        2. re: cheesemonger

          What do you grind them in? A coffee grinder? Mini-food processor? Mortar and pestle? Blender?

        3. I tried messing with the seeds, but as others have pointed out, you have to break the hull to get at the good stuff. So after you break the hull, then what? I didn't find any answers I thought I would like to eat every day, so I just switched over to flax seed oil capsules. Highly recommended by my nutritionist!

          1. I buy ground flax seed meal and keep it in the fridge. I go through it quickly enough to keep it fresh. I like to put a scoop (maybe 2-3 tbl) on some yogurt with honey and granola for breakfast. I also add it to quick bread recipes, substituting for some of the oil. I feel like the benefit of eating the ground seeds as opposed to capsules is the added fiber.

            5 Replies
            1. re: WCchopper

              A half cup of All Bran on my oatmeal gives me a LOT more fibre than a teaspoon or so of flaxseed hulls. Go for the gusto! '-)

              1. re: Caroline1

                Just my personal pref.
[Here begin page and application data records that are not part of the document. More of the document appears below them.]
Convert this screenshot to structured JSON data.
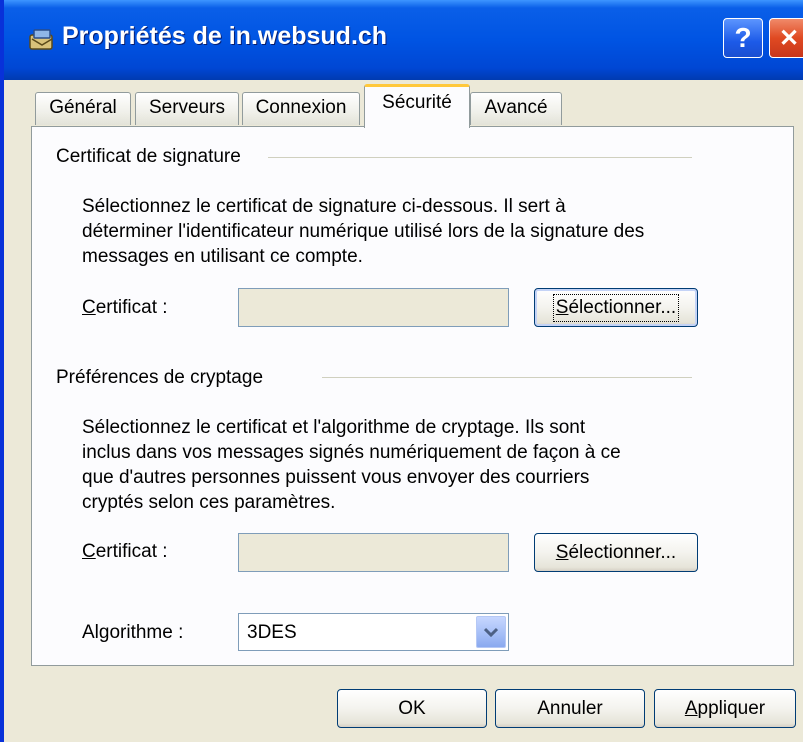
{
  "window": {
    "title": "Propriétés de in.websud.ch",
    "help_glyph": "?",
    "close_glyph": "✕"
  },
  "tabs": [
    {
      "label": "Général",
      "active": false
    },
    {
      "label": "Serveurs",
      "active": false
    },
    {
      "label": "Connexion",
      "active": false
    },
    {
      "label": "Sécurité",
      "active": true
    },
    {
      "label": "Avancé",
      "active": false
    }
  ],
  "signing": {
    "title": "Certificat de signature",
    "description_lines": [
      "Sélectionnez le certificat de signature ci-dessous. Il sert à",
      "déterminer l'identificateur numérique utilisé lors de la signature des",
      "messages en utilisant ce compte."
    ],
    "certificate_label_prefix": "C",
    "certificate_label_rest": "ertificat :",
    "certificate_value": "",
    "select_button_prefix": "S",
    "select_button_rest": "électionner..."
  },
  "encryption": {
    "title": "Préférences de cryptage",
    "description_lines": [
      "Sélectionnez le certificat et l'algorithme de cryptage. Ils sont",
      "inclus dans vos messages signés numériquement de façon à ce",
      "que d'autres personnes puissent vous envoyer des courriers",
      "cryptés selon ces paramètres."
    ],
    "certificate_label_prefix": "C",
    "certificate_label_rest": "ertificat :",
    "certificate_value": "",
    "select_button_prefix": "S",
    "select_button_rest": "électionner...",
    "algorithm_label": "Algorithme :",
    "algorithm_value": "3DES"
  },
  "footer": {
    "ok_label": "OK",
    "cancel_label": "Annuler",
    "apply_prefix": "A",
    "apply_rest": "ppliquer"
  },
  "icons": {
    "title": "account-properties-icon",
    "dropdown": "chevron-down-icon",
    "help": "help-icon",
    "close": "close-icon"
  },
  "colors": {
    "titlebar": "#0054e3",
    "dialog_bg": "#ece9d8",
    "panel_bg": "#fcfcfe",
    "active_tab_accent": "#ffc83c",
    "close_button": "#e04a22"
  }
}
I like yogurt, don't love fiber cereal, it's just me. I use 2-3 tbl spoons of flax seeds so it's a little more anyway.

                1. re: WCchopper

                  I also agree with eating the flax seed as just ingesting the oil as I prefer eating food that is whole.
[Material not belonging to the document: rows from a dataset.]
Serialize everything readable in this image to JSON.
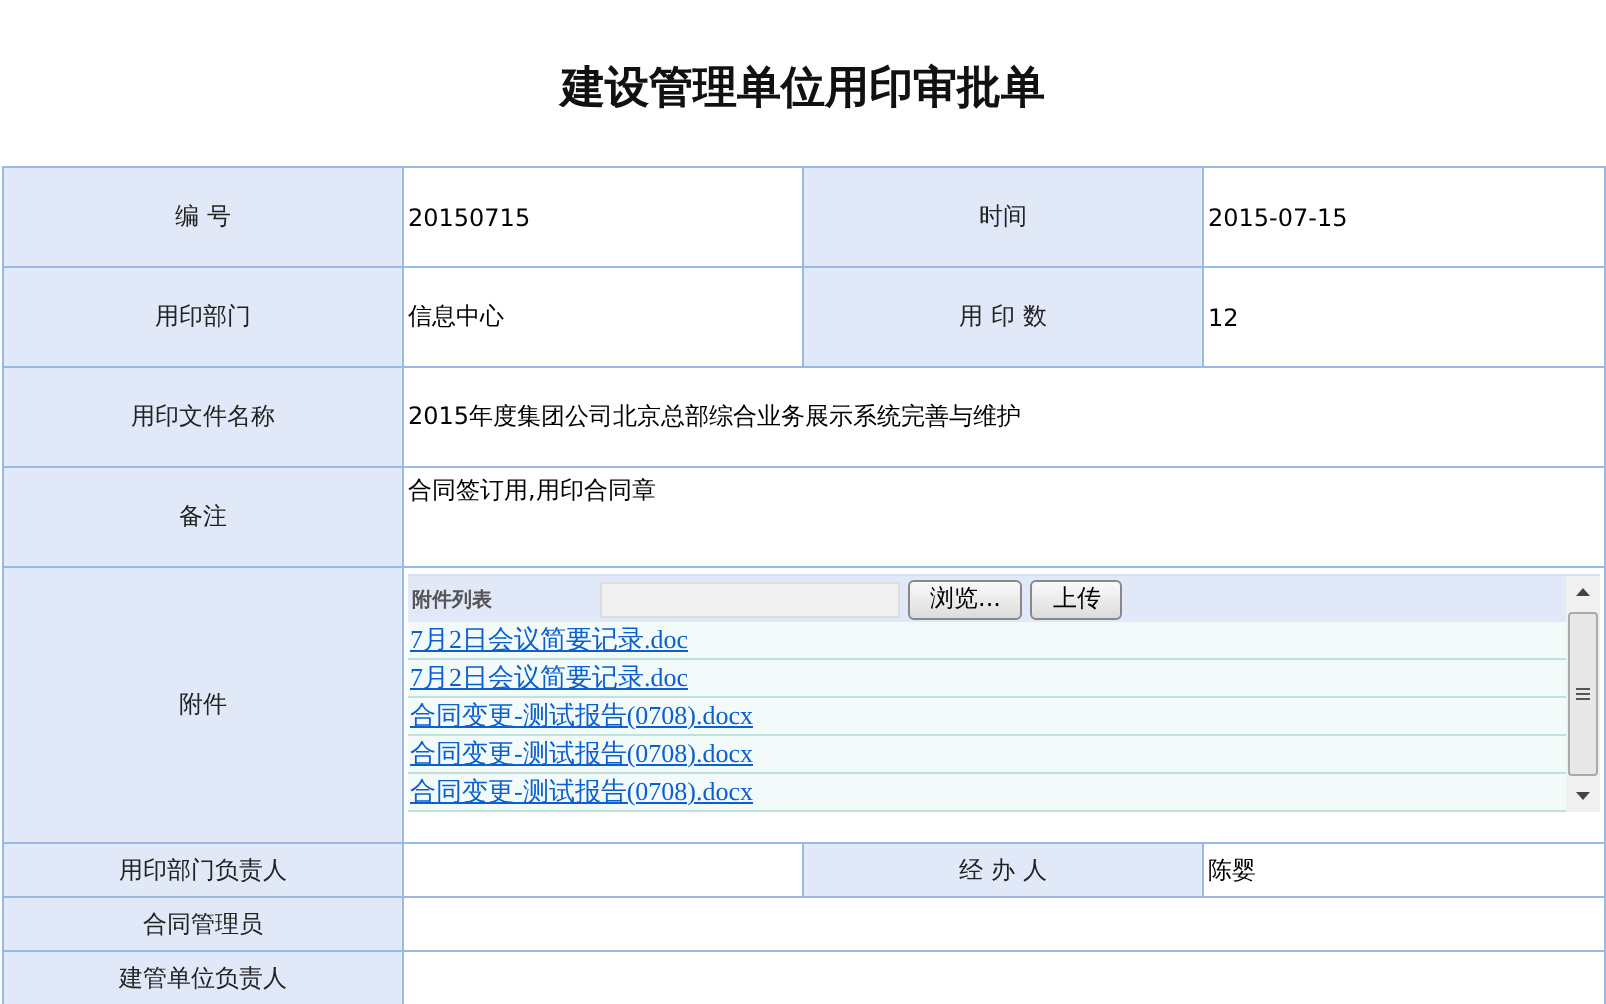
{
  "title": "建设管理单位用印审批单",
  "rows": [
    {
      "kind": "pair",
      "cells": [
        {
          "label": "编 号",
          "value": "20150715"
        },
        {
          "label": "时间",
          "value": "2015-07-15"
        }
      ]
    },
    {
      "kind": "pair",
      "cells": [
        {
          "label": "用印部门",
          "value": "信息中心"
        },
        {
          "label": "用 印 数",
          "value": "12"
        }
      ]
    },
    {
      "kind": "wide",
      "label": "用印文件名称",
      "value": "2015年度集团公司北京总部综合业务展示系统完善与维护"
    },
    {
      "kind": "note",
      "label": "备注",
      "value": "合同签订用,用印合同章"
    },
    {
      "kind": "attachments",
      "label": "附件",
      "header": "附件列表",
      "buttons": [
        "浏览...",
        "上传"
      ],
      "files": [
        "7月2日会议简要记录.doc",
        "7月2日会议简要记录.doc",
        "合同变更-测试报告(0708).docx",
        "合同变更-测试报告(0708).docx",
        "合同变更-测试报告(0708).docx"
      ]
    },
    {
      "kind": "pair",
      "cells": [
        {
          "label": "用印部门负责人"
        },
        {
          "label": "经 办 人",
          "value": "陈婴"
        }
      ]
    },
    {
      "kind": "wide",
      "label": "合同管理员"
    },
    {
      "kind": "wide",
      "label": "建管单位负责人"
    }
  ]
}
                  About the whole cooking with flaxseeds, I'm a bit confused about that matter. I've always been taught that flaxseeds get easily rancid with exposure to heat, light and oxygen. Yet this webmd site says otherwise:

                  http://www.medicinenet.com/script/mai...

                  1. re: Miss Needle

                    There's a huge difference between long term exposure to heat, light, and oxygen, and the sudden heat produced by cooking. It's fine to cook flax seed, whether on top of the stove or in baking. I just prefer not to have to include any one individual ingredient in my widely varied cooking routine. '-)

                    1. re: Caroline1

                      when grinding flax seeds, you should use it within 15
                      minutes as it loses it's potency quickly

            2. After girinding--they are good to add to yogurt, smoothies, used as breading (seasoned as you like) instead of bread crumbs--on salmon, chicken, etc., sprinkled into soup or over a salad, swirled into a hot cereal.

              I pretty much put them wherever I can fit them in to get to 2 - 3 TBS/day.

              1. I like Forti-flax from Whole Foods because its pre-ground. Folks are right that you need it ground up. I've heard you can do it in a coffee grinder. And flax seed isnt just for fiber, its for the Omega-3s too.

                I think you're aiming for 2-3 tablespoons a day. I probably don't get that, but I figure some is better than none.

                I put them in everything -- yogurt, meatloaf, and on salads.

                1 Reply
                1. re: red_zinger

                  Well I've been grinding them with my small coffee grinder and so far I've put it into my oatmeal and hummus. I didn't know what to expect but was pleasantly surprised to enjoy the nutty flavor of the flax seed. Thanks for telling me to grind it, I had no idea! I would've been using it whole and probably given up after a few tries.